If a company is struggling with its debt obligations, insolvency might be an option the company directors should consider. Trading a company whilst it is insolvent is a breach of director’s duties and might expose directors to personal liability for the company’s debts.
When is a company insolvent?
A company is considered insolvent when it becomes unable to pay its debts as and when they fall due. Once this has occurred, the company should not be incurring any further debt, as that might mean it is trading whilst insolvent.
To successfully pursue a director for insolvent trading, the company must have incurred a debt after becoming insolvent. At the time the company incurred the debt, the directors must at the very least have had reasonable grounds to expect that the company was insolvent and yet failed to prevent the company from incurring that debt.
Directors who fail to prevent insolvent trading may face both criminal and civil penalties if they are found to be in breach. As such, caution must be exercised when it comes to the solvency of a company. Directors should be across a company’s affairs and investigate any instances of financial difficulty the company may encounter. If the directors are unsure about an issue, they should obtain advice.
At Straits Lawyers, we provide advice to all facets of business on possible insolvency issues. If companies are already facing insolvency, we can provide advice on the best possible options in the circumstances. We have successfully advised both creditors and debtors in the past regarding liquidations, administrations, receivership and winding up.

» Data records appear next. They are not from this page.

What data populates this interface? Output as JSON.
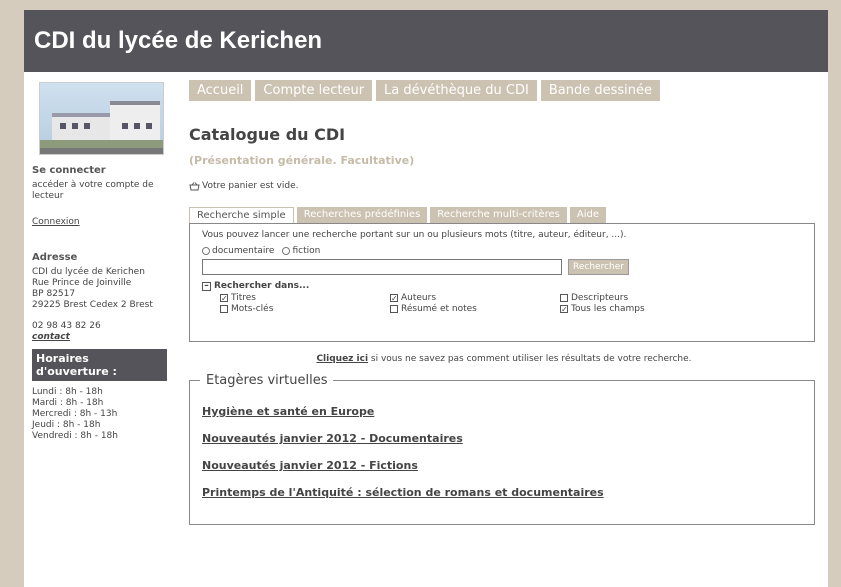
{
  "header": {
    "title": "CDI du lycée de Kerichen"
  },
  "sidebar": {
    "login_heading": "Se connecter",
    "login_text": "accéder à votre compte de lecteur",
    "login_link": "Connexion",
    "address_heading": "Adresse",
    "address_lines": [
      "CDI du lycée de Kerichen",
      "Rue Prince de Joinville",
      "BP 82517",
      "29225 Brest Cedex 2 Brest"
    ],
    "phone": "02 98 43 82 26",
    "contact_link": "contact",
    "hours_heading": "Horaires d'ouverture :",
    "hours": [
      "Lundi : 8h - 18h",
      "Mardi : 8h - 18h",
      "Mercredi : 8h - 13h",
      "Jeudi : 8h - 18h",
      "Vendredi : 8h - 18h"
    ]
  },
  "nav": [
    "Accueil",
    "Compte lecteur",
    "La dévéthèque du CDI",
    "Bande dessinée"
  ],
  "catalog": {
    "title": "Catalogue du CDI",
    "subtitle": "(Présentation générale. Facultative)",
    "basket": "Votre panier est vide."
  },
  "tabs": [
    "Recherche simple",
    "Recherches prédéfinies",
    "Recherche multi-critères",
    "Aide"
  ],
  "search": {
    "intro": "Vous pouvez lancer une recherche portant sur un ou plusieurs mots (titre, auteur, éditeur, ...).",
    "type_documentaire": "documentaire",
    "type_fiction": "fiction",
    "input_value": "",
    "button": "Rechercher",
    "search_in": "Rechercher dans...",
    "fields": [
      {
        "label": "Titres",
        "checked": true
      },
      {
        "label": "Auteurs",
        "checked": true
      },
      {
        "label": "Descripteurs",
        "checked": false
      },
      {
        "label": "Mots-clés",
        "checked": false
      },
      {
        "label": "Résumé et notes",
        "checked": false
      },
      {
        "label": "Tous les champs",
        "checked": true
      }
    ]
  },
  "help": {
    "link": "Cliquez ici",
    "text": " si vous ne savez pas comment utiliser les résultats de votre recherche."
  },
  "shelves": {
    "legend": "Etagères virtuelles",
    "items": [
      "Hygiène et santé en Europe",
      "Nouveautés janvier 2012 - Documentaires",
      "Nouveautés janvier 2012 - Fictions",
      "Printemps de l'Antiquité : sélection de romans et documentaires"
    ]
  }
}
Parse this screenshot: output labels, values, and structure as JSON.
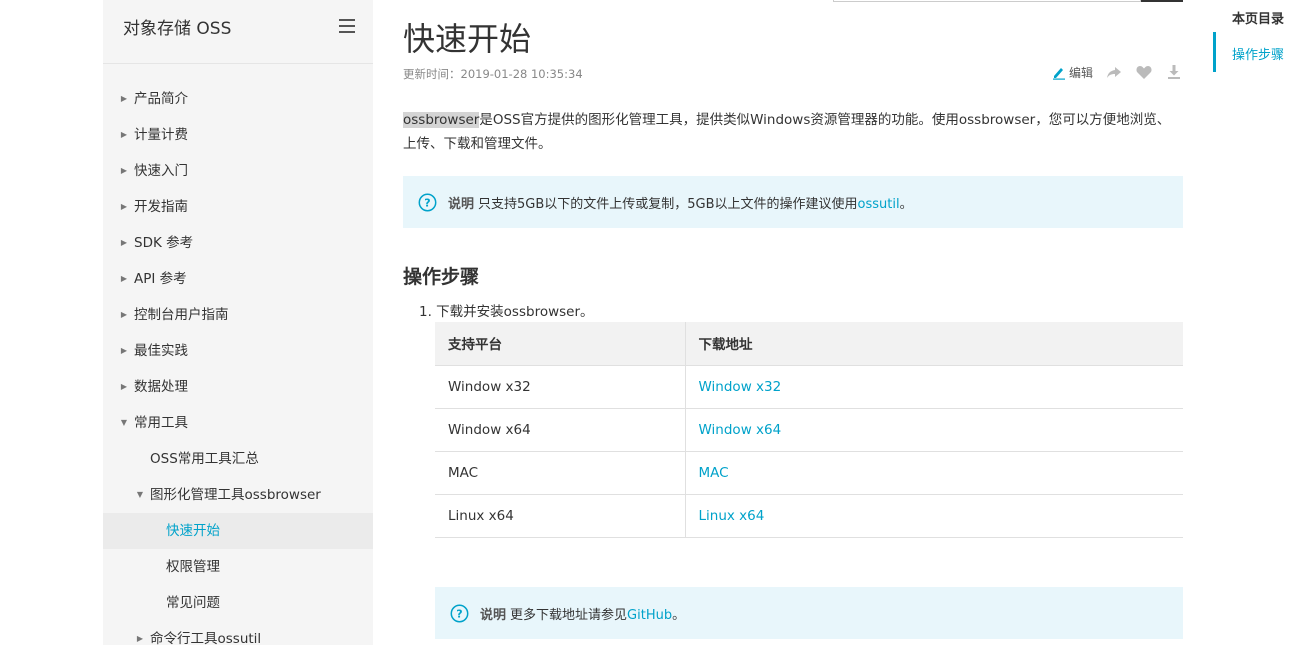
{
  "sidebar": {
    "title": "对象存储 OSS",
    "items": [
      {
        "label": "产品简介",
        "level": 1,
        "arrow": "right"
      },
      {
        "label": "计量计费",
        "level": 1,
        "arrow": "right"
      },
      {
        "label": "快速入门",
        "level": 1,
        "arrow": "right"
      },
      {
        "label": "开发指南",
        "level": 1,
        "arrow": "right"
      },
      {
        "label": "SDK 参考",
        "level": 1,
        "arrow": "right"
      },
      {
        "label": "API 参考",
        "level": 1,
        "arrow": "right"
      },
      {
        "label": "控制台用户指南",
        "level": 1,
        "arrow": "right"
      },
      {
        "label": "最佳实践",
        "level": 1,
        "arrow": "right"
      },
      {
        "label": "数据处理",
        "level": 1,
        "arrow": "right"
      },
      {
        "label": "常用工具",
        "level": 1,
        "arrow": "down"
      },
      {
        "label": "OSS常用工具汇总",
        "level": 2,
        "arrow": "none"
      },
      {
        "label": "图形化管理工具ossbrowser",
        "level": 2,
        "arrow": "down"
      },
      {
        "label": "快速开始",
        "level": 3,
        "arrow": "none",
        "active": true
      },
      {
        "label": "权限管理",
        "level": 3,
        "arrow": "none"
      },
      {
        "label": "常见问题",
        "level": 3,
        "arrow": "none"
      },
      {
        "label": "命令行工具ossutil",
        "level": 2,
        "arrow": "right"
      }
    ]
  },
  "main": {
    "title": "快速开始",
    "update_time": "更新时间：2019-01-28 10:35:34",
    "edit_label": "编辑",
    "intro_highlight": "ossbrowser",
    "intro_rest": "是OSS官方提供的图形化管理工具，提供类似Windows资源管理器的功能。使用ossbrowser，您可以方便地浏览、上传、下载和管理文件。",
    "note1": {
      "label": "说明",
      "text": "只支持5GB以下的文件上传或复制，5GB以上文件的操作建议使用",
      "link": "ossutil",
      "suffix": "。"
    },
    "section_title": "操作步骤",
    "step1": "下载并安装ossbrowser。",
    "table": {
      "headers": [
        "支持平台",
        "下载地址"
      ],
      "rows": [
        {
          "platform": "Window x32",
          "link": "Window x32"
        },
        {
          "platform": "Window x64",
          "link": "Window x64"
        },
        {
          "platform": "MAC",
          "link": "MAC"
        },
        {
          "platform": "Linux x64",
          "link": "Linux x64"
        }
      ]
    },
    "note2": {
      "label": "说明",
      "text": "更多下载地址请参见",
      "link": "GitHub",
      "suffix": "。"
    }
  },
  "toc": {
    "title": "本页目录",
    "items": [
      "操作步骤"
    ]
  },
  "colors": {
    "accent": "#00a2ca",
    "sidebar_bg": "#f5f5f5",
    "note_bg": "#e8f6fb"
  },
  "icons": [
    "menu-icon",
    "pencil-icon",
    "share-icon",
    "heart-icon",
    "download-icon",
    "question-icon"
  ]
}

If you would like to discuss any of these matters further, simply email us at email@example.com or call at 08 8410 9069 to arrange an appointment.

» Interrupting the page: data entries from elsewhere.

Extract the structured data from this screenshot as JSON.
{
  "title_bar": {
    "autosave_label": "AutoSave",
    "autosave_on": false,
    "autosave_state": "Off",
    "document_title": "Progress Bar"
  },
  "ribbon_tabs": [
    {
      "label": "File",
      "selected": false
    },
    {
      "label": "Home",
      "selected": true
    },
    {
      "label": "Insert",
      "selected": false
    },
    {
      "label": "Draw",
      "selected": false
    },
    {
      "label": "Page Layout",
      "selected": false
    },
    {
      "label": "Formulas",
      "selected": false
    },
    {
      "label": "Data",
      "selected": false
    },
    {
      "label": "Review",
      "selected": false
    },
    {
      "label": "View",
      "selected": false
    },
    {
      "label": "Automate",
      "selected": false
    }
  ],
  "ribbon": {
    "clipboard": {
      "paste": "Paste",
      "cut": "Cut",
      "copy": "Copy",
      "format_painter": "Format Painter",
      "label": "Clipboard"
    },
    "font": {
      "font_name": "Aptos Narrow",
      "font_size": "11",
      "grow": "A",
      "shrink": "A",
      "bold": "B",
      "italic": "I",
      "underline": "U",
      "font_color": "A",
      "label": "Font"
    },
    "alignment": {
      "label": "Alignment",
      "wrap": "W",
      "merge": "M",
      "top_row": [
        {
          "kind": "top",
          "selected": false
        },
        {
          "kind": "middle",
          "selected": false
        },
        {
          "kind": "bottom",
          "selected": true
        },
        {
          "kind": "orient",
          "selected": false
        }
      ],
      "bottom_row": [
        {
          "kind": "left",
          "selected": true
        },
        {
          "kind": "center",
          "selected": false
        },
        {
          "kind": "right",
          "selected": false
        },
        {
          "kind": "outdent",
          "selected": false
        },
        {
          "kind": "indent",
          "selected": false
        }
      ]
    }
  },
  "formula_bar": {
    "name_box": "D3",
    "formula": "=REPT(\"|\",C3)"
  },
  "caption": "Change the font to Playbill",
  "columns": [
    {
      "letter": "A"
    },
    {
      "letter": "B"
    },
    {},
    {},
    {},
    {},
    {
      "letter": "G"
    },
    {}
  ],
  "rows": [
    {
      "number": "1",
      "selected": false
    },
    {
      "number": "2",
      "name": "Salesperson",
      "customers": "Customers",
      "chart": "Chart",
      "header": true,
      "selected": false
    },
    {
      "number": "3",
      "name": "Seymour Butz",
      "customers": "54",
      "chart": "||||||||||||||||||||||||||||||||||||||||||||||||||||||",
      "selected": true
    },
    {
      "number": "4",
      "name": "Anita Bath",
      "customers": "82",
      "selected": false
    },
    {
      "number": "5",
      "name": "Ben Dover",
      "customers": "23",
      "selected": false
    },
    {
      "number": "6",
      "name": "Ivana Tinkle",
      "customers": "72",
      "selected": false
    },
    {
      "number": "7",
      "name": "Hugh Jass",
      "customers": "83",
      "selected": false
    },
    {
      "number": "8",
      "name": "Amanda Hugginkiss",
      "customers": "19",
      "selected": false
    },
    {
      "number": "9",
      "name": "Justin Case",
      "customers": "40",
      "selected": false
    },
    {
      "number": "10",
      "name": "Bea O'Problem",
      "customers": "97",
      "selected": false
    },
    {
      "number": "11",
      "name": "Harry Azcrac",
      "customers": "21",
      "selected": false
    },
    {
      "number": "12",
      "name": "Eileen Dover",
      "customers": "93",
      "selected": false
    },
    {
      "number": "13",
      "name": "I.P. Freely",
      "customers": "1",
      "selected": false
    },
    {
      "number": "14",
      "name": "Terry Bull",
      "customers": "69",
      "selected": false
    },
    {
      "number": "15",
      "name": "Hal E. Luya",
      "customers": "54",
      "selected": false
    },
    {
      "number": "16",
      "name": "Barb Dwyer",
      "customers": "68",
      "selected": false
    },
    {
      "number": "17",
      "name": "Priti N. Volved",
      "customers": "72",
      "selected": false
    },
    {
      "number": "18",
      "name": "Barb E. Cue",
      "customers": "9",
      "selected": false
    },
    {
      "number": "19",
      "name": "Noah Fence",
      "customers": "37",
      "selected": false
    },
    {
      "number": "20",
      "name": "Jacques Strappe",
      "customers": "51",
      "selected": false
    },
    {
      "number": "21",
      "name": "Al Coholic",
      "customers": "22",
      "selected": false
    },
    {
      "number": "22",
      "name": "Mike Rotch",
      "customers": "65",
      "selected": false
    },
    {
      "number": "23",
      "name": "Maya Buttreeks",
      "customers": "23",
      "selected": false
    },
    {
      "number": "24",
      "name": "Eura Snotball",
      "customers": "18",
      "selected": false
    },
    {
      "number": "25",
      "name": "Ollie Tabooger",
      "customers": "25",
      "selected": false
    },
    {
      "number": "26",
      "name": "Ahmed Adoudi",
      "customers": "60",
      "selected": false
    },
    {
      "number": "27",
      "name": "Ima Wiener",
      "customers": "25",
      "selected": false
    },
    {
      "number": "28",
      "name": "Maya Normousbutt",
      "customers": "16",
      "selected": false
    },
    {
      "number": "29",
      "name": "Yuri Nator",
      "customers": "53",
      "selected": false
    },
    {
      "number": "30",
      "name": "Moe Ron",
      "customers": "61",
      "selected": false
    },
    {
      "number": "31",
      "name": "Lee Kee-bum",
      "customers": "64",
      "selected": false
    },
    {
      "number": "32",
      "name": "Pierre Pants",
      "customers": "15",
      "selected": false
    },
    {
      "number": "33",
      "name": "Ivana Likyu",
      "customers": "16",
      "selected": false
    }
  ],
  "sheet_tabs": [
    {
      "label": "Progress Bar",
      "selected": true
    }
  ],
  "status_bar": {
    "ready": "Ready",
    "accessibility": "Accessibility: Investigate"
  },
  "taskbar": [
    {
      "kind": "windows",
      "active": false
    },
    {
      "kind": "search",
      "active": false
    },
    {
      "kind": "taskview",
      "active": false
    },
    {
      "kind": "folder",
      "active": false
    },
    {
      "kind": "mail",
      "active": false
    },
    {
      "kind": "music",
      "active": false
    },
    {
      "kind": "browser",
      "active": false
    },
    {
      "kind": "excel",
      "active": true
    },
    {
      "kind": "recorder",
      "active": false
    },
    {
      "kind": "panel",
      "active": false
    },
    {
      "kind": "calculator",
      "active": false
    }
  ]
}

Please note that this article does not constitute legal advice and Straits Lawyers will not be legally responsible for any actions you take based on this article.